Swimming exercises all muscles including the heart muscle, strengthens the immune system, increases calorie consumption and lowers blood prere. The wrong technique, however, poses orthopedic risks. Orthopedist. Sports Medicine Dr. Markus Klingenberg, head physician at the Beta Klinik in Bonn, explains how to take full advantage of the health benefits of swimming.
Why swimming is so healthy?
"Like other aerobic exercise, such as running or cycling, swimming lowers resting heart rate over the long term", says Dr. Klingenberg.

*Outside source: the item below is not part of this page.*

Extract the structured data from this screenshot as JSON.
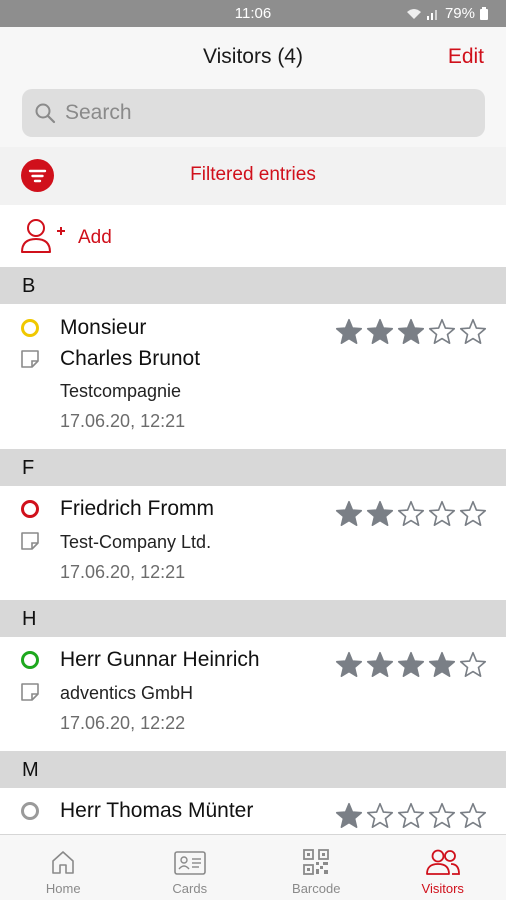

The special plus: "Swimming challenges a variety of upper and lower body muscles simultaneously, especially chest, arm and shoulder muscles, while sparing ligaments and joints.", The higher humidity at the surface of the water also moistens the respiratory tract and thus supports the self-cleaning function – an effect that is particularly effective in seawater, but also in the swimming pool if one is not allergic to chlorine."
This is why swimming training makes sense
Swimming poses orthopedic risks with improper technique. And a clean technique is only possible if your body is sufficiently mobile, has basic stability and is pain-free. If you haven't swum for a long time, it makes sense to take a few lessons with a trainer – this is what you do when you train for tennis or running.
The best orthopedic tips for breaststroke
"Breaststroke swimmers should always wear goggles", advises Dr. Klingenberg: "In order to benefit from breaststroke, the head must be immersed in the water with every stroke." Here's how: Exhale as you extend your arms in the water, lift your head as you pull your arms and inhale. If, on the other hand, you swim with your head stretched back, you are training counterproductively and damaging your cervical spine, neck and back.
This is how you test the functional mobility of your cervical spine: stand up straight, mouth closed, shoulders loose. Lower your chin to your chest until it touches your breastbone. Dr. Klingenberg: "If you don't succeed, you should train the mobility of your cervical spine."
Swimming tips for the crawl
The crawl swim requires the most strength, endurance and conditions. This swimming technique strengthens and challenges above all the arm and shoulder muscles, which make the biggest contribution to locomotion. "During orthopedically sensible crawl, the head should rotate in a balanced manner to both sides. But most people don't do that, they only take a breath on one side", so Dr. Klingenberg. The correct technique is therefore a question of breathing rhythm: for example, after every third arm stroke, the head is turned to the surface of the water with shoulder rotation and inhaled, alternating left and right steadily.
"This technique requires stable trunk muscles and free movement of the cervical spine in rotation", says Dr. Klingenberg. Here's how to test if you have what it takes: While standing upright, turn your head to the right and then to the left until your chin is above your collarbone at each point. If you don't succeed in this, you will include your lower back in the rotational movement of the crawl, which will unnecessarily twist it and thus strain it. Exercise tip: Improve the mobility of your spine by standing upright, clasping your hands behind your head and rotating your upper body alternately to the left and to the right as far as you can. At the end point, inhale and exhale deeply three times each and continue to rotate with the exhalation.
How to benefit from backstroke
Without strong core muscles, you will hang like a wet bag in the water in any swimming style, especially the backstroke, and will have to make many compensatory movements to keep yourself afloat. And these incorrect loads can lead to tension and pain. You can test your trunk stability in the quadruped stance by alternately lifting and holding one arm and one leg diagonally in a horizontal position. You will find this difficult? Then do this exercise regularly 15 to 20 times per side – this will train your back, buttocks and shoulder muscles, exactly the muscles you need for a good technique in backstroke and which you continue to build up with this swimming style. Free shoulder mobility is also important for backstroke and crawl swimming. "Stretch and move your shoulder muscles before getting into the pool, for example, by rotating your arms over your head.", advises Dr. Klingenberg.
What health hazards lurk in the pool?
Many people avoid public pools for fear of contracting diseases. "You are safest in the water", also says Dr. Klingenberg, who himself worked as a swimming and diving instructor. Outside the pool, however, you should wear bathing slippers. "Even small cracks in the moist, softened skin are an easy entry point for viruses and fungi." The water in the pool is continuously purified through the use of filters and chemicals, and the effectiveness of the filters and cleanliness are checked regularly. Chlorine in water but also ultraviolet light kill microorganisms without harming swimmers. Unstable viruses such as hepatitis A virus or hepatitis B virus do not survive. So: do not let it spoil the fun of swimming!
Swimming is an ideal sport to train the cardiovascular system, the immune system and many muscles at the same time – and to burn calories at the same time. In order for your body to benefit optimally, you should ensure that its mobility and stability meet the requirements of a clean technique. With our tips you will succeed!
Book tip for fitness return to sport. Functional training after sports injuries (by Dr.